The EU will be building the crew capsule, using technology developed for the automatic cargo system used to supply the International Space Station.
The capsule will use rockets to land and take off from the lunar surface and to touchdown back on Earth so that it can be reused.
The Russians are enhancing their existing booster technology into a larger rocket capable of carrying six people into orbit or four to the Moon.
"If the European Space Agency and the Russian Space Agency reach agreement, Europe will supply the service module of a co-operative spacecraft," Russian aerospace writer Anatoly Zak told BBC News.
Nasa has already announced that it intends to make a trip to the lunar surface by 2020 and set up a manned base by 2024.
However, Nasa will have to develop a completely new design of rocket to do so and engineers have already expressed doubts at the timescale.
This new craft, based on established technology, could be there a lot faster, but no plans have been announced as yet.

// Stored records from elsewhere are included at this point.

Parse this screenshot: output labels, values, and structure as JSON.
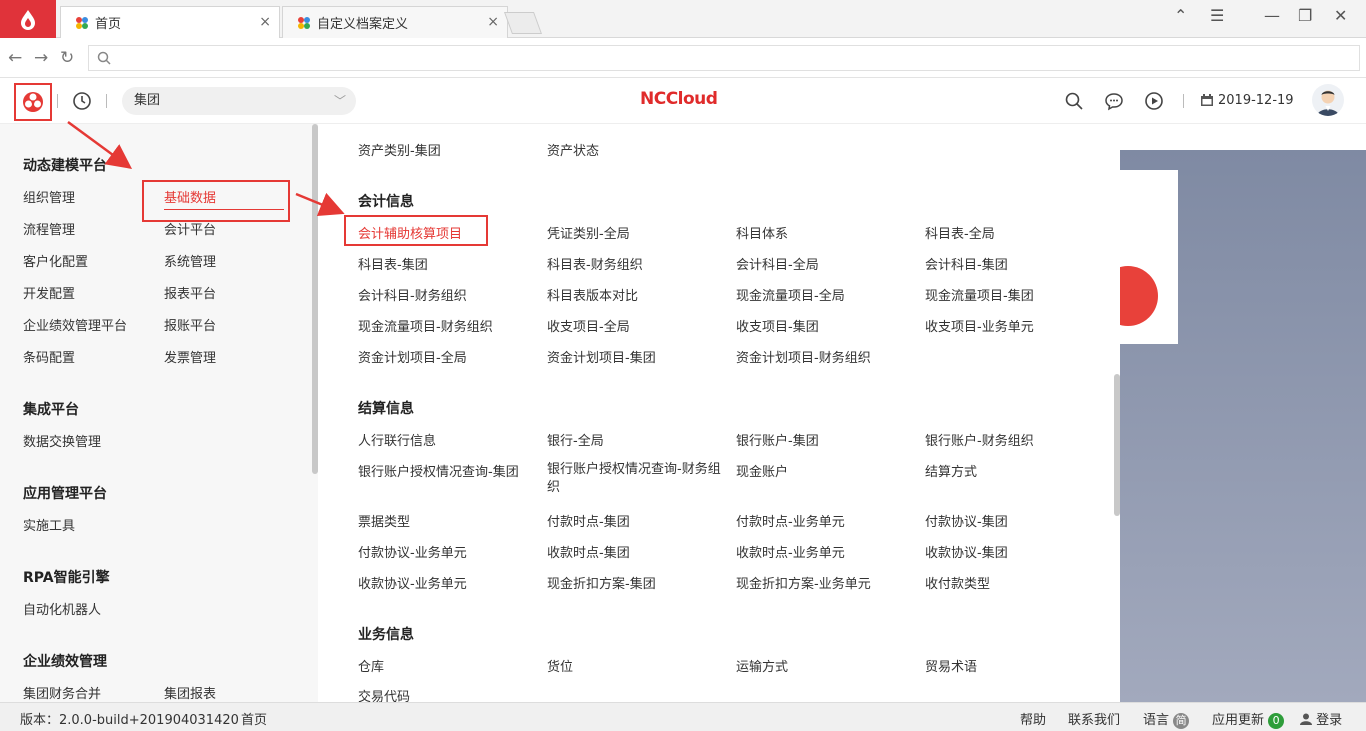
{
  "browser": {
    "tabs": [
      {
        "label": "首页",
        "close": "×"
      },
      {
        "label": "自定义档案定义",
        "close": "×"
      }
    ],
    "window_buttons": [
      "⌃",
      "☰",
      "—",
      "❐",
      "✕"
    ]
  },
  "header": {
    "group_select": {
      "value": "集团"
    },
    "brand": "NCCloud",
    "date": "2019-12-19"
  },
  "left_nav": {
    "sections": [
      {
        "title": "动态建模平台",
        "items": [
          [
            "组织管理",
            "基础数据"
          ],
          [
            "流程管理",
            "会计平台"
          ],
          [
            "客户化配置",
            "系统管理"
          ],
          [
            "开发配置",
            "报表平台"
          ],
          [
            "企业绩效管理平台",
            "报账平台"
          ],
          [
            "条码配置",
            "发票管理"
          ]
        ]
      },
      {
        "title": "集成平台",
        "items": [
          [
            "数据交换管理",
            ""
          ]
        ]
      },
      {
        "title": "应用管理平台",
        "items": [
          [
            "实施工具",
            ""
          ]
        ]
      },
      {
        "title": "RPA智能引擎",
        "items": [
          [
            "自动化机器人",
            ""
          ]
        ]
      },
      {
        "title": "企业绩效管理",
        "items": [
          [
            "集团财务合并",
            "集团报表"
          ]
        ]
      }
    ]
  },
  "main_menu": {
    "top_row": [
      "资产类别-集团",
      "资产状态"
    ],
    "sections": [
      {
        "title": "会计信息",
        "rows": [
          [
            "会计辅助核算项目",
            "凭证类别-全局",
            "科目体系",
            "科目表-全局"
          ],
          [
            "科目表-集团",
            "科目表-财务组织",
            "会计科目-全局",
            "会计科目-集团"
          ],
          [
            "会计科目-财务组织",
            "科目表版本对比",
            "现金流量项目-全局",
            "现金流量项目-集团"
          ],
          [
            "现金流量项目-财务组织",
            "收支项目-全局",
            "收支项目-集团",
            "收支项目-业务单元"
          ],
          [
            "资金计划项目-全局",
            "资金计划项目-集团",
            "资金计划项目-财务组织",
            ""
          ]
        ]
      },
      {
        "title": "结算信息",
        "rows": [
          [
            "人行联行信息",
            "银行-全局",
            "银行账户-集团",
            "银行账户-财务组织"
          ],
          [
            "银行账户授权情况查询-集团",
            "银行账户授权情况查询-财务组织",
            "现金账户",
            "结算方式"
          ],
          [
            "票据类型",
            "付款时点-集团",
            "付款时点-业务单元",
            "付款协议-集团"
          ],
          [
            "付款协议-业务单元",
            "收款时点-集团",
            "收款时点-业务单元",
            "收款协议-集团"
          ],
          [
            "收款协议-业务单元",
            "现金折扣方案-集团",
            "现金折扣方案-业务单元",
            "收付款类型"
          ]
        ]
      },
      {
        "title": "业务信息",
        "rows": [
          [
            "仓库",
            "货位",
            "运输方式",
            "贸易术语"
          ],
          [
            "交易代码",
            "",
            "",
            ""
          ]
        ]
      }
    ]
  },
  "footer": {
    "version": "版本：2.0.0-build+201904031420",
    "home": "首页",
    "help": "帮助",
    "contact": "联系我们",
    "language": "语言",
    "language_badge": "简",
    "update": "应用更新",
    "update_count": "0",
    "login": "登录"
  },
  "colors": {
    "accent": "#e53935",
    "brand": "#e02b2b",
    "update_badge": "#2e9d3a",
    "lang_badge": "#888888"
  }
}
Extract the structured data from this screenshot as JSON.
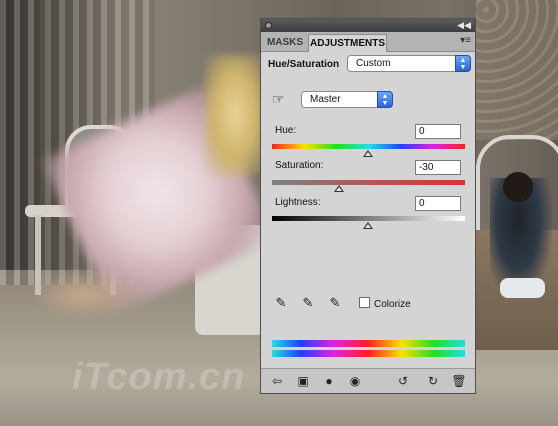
{
  "panel": {
    "tabs": [
      {
        "label": "MASKS"
      },
      {
        "label": "ADJUSTMENTS"
      }
    ],
    "title": "Hue/Saturation",
    "preset": "Custom",
    "channel": "Master",
    "hue": {
      "label": "Hue:",
      "value": "0",
      "level": 0.5
    },
    "saturation": {
      "label": "Saturation:",
      "value": "-30",
      "level": 0.35
    },
    "lightness": {
      "label": "Lightness:",
      "value": "0",
      "level": 0.5
    },
    "colorize_label": "Colorize"
  },
  "watermark": "iTcom.cn"
}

EU and Russia unveil new spacecraft
By Iain Thomson on Jul 26, 2008 1:18PM